I really enjoyed The Kitchen House and I find it remarkable what Grissom managed to do with these characters throughout this novel. The book spans about twenty years, and so much happens to the characters, but she really gives the reader a complete understanding of who they are, what their motivations are, who and what they love and will fight for, and why they make the decisions they make throughout the book. I found it interesting that while the book focuses on Lavinia as its center, she was the character I found myself caring about least. Instead, I was much more drawn to her family, the slaves, and the various struggles and issues they had to deal with. Grissom did such an amazing job bringing these characters to life on the page – especially Belle, Laviania’s older “sister” who is actually the illegitimate daughter of the plantation owner. I loved Belle and was disappointed that, while she narrates a few of the chapters, her sections were not long enough for my tastes.

While some of the events in the book would fall into the stereotypical for a slavery novel category, I would venture to say that these things (whippings, children being sold away from their parents, slaves being forced to marry whoever the overseer wanted them to marry, physical abuse, rape, I could go on and on…) are stereotypical because they happened all the time.
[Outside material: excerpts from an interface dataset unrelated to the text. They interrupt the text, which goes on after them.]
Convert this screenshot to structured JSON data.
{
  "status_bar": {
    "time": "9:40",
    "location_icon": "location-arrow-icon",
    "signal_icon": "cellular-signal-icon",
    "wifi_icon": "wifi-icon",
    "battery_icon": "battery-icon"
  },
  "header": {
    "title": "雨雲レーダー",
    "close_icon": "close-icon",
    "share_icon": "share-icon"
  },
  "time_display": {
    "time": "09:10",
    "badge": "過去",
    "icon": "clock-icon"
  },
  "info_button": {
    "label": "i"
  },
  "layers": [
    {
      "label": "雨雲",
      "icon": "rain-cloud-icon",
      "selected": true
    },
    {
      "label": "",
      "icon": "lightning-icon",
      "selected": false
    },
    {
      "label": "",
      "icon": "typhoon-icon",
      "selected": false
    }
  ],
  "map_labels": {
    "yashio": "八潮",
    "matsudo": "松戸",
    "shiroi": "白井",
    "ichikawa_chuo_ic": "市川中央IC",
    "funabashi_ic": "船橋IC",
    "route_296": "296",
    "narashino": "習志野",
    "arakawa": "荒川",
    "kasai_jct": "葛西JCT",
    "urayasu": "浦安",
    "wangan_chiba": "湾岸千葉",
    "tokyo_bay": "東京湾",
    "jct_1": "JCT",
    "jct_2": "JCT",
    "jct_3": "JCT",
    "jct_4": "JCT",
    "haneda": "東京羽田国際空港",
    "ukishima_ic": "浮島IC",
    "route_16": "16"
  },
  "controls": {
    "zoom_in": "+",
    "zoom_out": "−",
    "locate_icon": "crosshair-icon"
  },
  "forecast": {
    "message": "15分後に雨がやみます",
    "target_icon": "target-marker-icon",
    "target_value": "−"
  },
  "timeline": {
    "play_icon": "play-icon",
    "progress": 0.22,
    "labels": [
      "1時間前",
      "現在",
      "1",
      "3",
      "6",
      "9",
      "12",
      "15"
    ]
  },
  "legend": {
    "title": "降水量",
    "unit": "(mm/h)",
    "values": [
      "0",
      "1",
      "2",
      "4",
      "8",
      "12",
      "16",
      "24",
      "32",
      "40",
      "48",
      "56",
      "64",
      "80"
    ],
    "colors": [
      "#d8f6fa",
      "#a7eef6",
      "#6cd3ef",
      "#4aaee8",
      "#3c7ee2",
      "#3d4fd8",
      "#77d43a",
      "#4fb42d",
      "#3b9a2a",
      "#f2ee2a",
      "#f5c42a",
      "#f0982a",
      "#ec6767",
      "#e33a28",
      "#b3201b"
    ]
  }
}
So in my uneducated brain, Grissom stayed very true to history, and there’s even a note in the back about all of the research that she did and the factual story that the novel was based on. So while the book was tough to read at times, historical fiction can and should be tough to read, and I thought Grissom did an amazing job weaving the elements of life as a slave in with the humanity of the people who actually did experience that awful existence.

This was a book club pick and universally everyone liked the book, although to varying degrees. We had a good discussion about some of the questions the book brought up in our thoughts, a good conversation about power dynamics and how lack of power contributed to many of the characters’ choices, and overall it was a great book club pick.

I honestly have nothing negative to say about this one. The Kitchen House was fantastic.